June Winger, president of the Union of National Defence Employees, says the pay discrepancies between the civilian base workers and other members of the federal public service doing similar work don't make sense. (CBC News)

Wages main issue, says union 

The staff involved in the strike are with the Non-Public Funds (NPF) group, which runs CFMWS.

It's a separate agency from the Department of National Defence. While their workers are considered part of the federal public service, the union says they're not covered under the Public Service Employment Act and are paid different wages that someone else in the public service doing a similar job.

In a press release, the union said it was pushing for an "equitable national pay scale," noting there are large wage discrepancies for workers doing the same job across the country.

For example, NPF shipping and receiving clerks at CFB Petawawa make $17.19 an hour, less than one dollar above minimum wage and 54 per cent less than "public service workers doing comparable work in the core public service," that press release said.

"It just doesn't make any sense," said Winger.

"We don't do that for any of the national defence employees and we certainly don't do that to any of our Canadian Armed Forces members. I don't know why they think that this is reasonable to do this with our lowest-paid public servants in Canada."

Employer seeking 'swift and positive outcome'

Picket lines will be set up Monday in public areas in front of the bases and offices where workers are on strike, the union said.

In a statement to CBC, CFMWS said it regrets they couldn't reach a deal with the union.

"We remain open to further negotiations to reach an agreement as required and we remain committed to a swift and positive outcome for all parties involved," said Ian Poulter, the CEO for CFMWS.

"We are steadfast in our commitment to our Canadian Armed Forces communities and hope to mitigate any disruptions to services as much as possible."

Poulter's statement also said CFMWS was prepared for strike action and that services "will continue to be available through contingency plans where applicable".

The CFMWS has not clarified who exactly would be doing that contingency work, although a media representative said they would look into it.

The union is also alleging CFMWS chose not to support PSAC in continuing workers' benefits while they're on strike, including maternity leave top-ups — a normal practice in the core public service, Winger said.

"This is such a shameful position for government to take on their own members when they're talking about having health-care benefits for everybody across the country," she said.
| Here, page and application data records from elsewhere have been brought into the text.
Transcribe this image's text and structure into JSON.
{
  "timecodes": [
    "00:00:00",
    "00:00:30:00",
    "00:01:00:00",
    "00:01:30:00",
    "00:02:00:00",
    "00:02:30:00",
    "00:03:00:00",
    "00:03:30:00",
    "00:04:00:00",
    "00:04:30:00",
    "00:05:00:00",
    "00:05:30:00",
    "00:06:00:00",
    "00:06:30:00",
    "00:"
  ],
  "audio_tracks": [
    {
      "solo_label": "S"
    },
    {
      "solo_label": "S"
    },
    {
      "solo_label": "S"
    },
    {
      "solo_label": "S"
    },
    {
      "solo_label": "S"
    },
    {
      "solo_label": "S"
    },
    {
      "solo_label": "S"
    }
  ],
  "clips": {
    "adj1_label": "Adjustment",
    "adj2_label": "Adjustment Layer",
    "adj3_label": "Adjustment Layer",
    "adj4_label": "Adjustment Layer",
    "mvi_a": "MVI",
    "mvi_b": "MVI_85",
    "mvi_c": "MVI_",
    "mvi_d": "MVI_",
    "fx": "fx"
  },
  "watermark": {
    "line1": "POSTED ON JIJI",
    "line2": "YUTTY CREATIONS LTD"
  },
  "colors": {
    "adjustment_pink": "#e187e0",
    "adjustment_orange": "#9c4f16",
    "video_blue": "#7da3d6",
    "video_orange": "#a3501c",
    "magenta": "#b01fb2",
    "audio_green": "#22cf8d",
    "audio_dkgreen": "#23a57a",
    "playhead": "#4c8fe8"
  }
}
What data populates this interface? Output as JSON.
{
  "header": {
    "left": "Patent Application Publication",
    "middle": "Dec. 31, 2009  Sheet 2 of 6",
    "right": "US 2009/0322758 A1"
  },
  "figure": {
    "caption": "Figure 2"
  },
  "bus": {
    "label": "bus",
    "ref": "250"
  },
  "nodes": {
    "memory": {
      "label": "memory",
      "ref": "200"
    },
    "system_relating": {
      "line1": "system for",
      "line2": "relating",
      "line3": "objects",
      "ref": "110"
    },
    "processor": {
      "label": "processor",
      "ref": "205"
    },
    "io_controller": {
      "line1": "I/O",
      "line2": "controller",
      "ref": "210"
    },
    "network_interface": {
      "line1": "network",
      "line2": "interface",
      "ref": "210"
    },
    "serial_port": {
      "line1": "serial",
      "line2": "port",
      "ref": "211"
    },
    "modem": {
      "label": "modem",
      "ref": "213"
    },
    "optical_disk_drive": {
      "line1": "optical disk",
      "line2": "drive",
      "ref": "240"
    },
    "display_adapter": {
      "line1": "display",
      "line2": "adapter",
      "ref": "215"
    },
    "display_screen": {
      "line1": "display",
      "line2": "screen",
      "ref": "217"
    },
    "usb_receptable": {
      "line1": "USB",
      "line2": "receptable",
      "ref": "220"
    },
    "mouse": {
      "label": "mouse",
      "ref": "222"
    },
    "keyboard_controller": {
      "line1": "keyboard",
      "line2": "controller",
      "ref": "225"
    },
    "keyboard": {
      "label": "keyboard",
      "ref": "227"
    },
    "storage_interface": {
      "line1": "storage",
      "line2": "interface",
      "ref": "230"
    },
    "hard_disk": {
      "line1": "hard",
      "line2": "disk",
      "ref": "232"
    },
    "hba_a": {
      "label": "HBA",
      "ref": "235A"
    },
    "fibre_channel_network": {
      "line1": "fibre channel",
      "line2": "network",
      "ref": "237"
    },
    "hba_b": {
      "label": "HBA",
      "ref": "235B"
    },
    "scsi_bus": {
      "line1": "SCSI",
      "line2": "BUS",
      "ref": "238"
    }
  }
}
"They're removing them from their own employees. It's disgusting."

CFMWS did not answer CBC's questions regarding employees' benefits during the strike.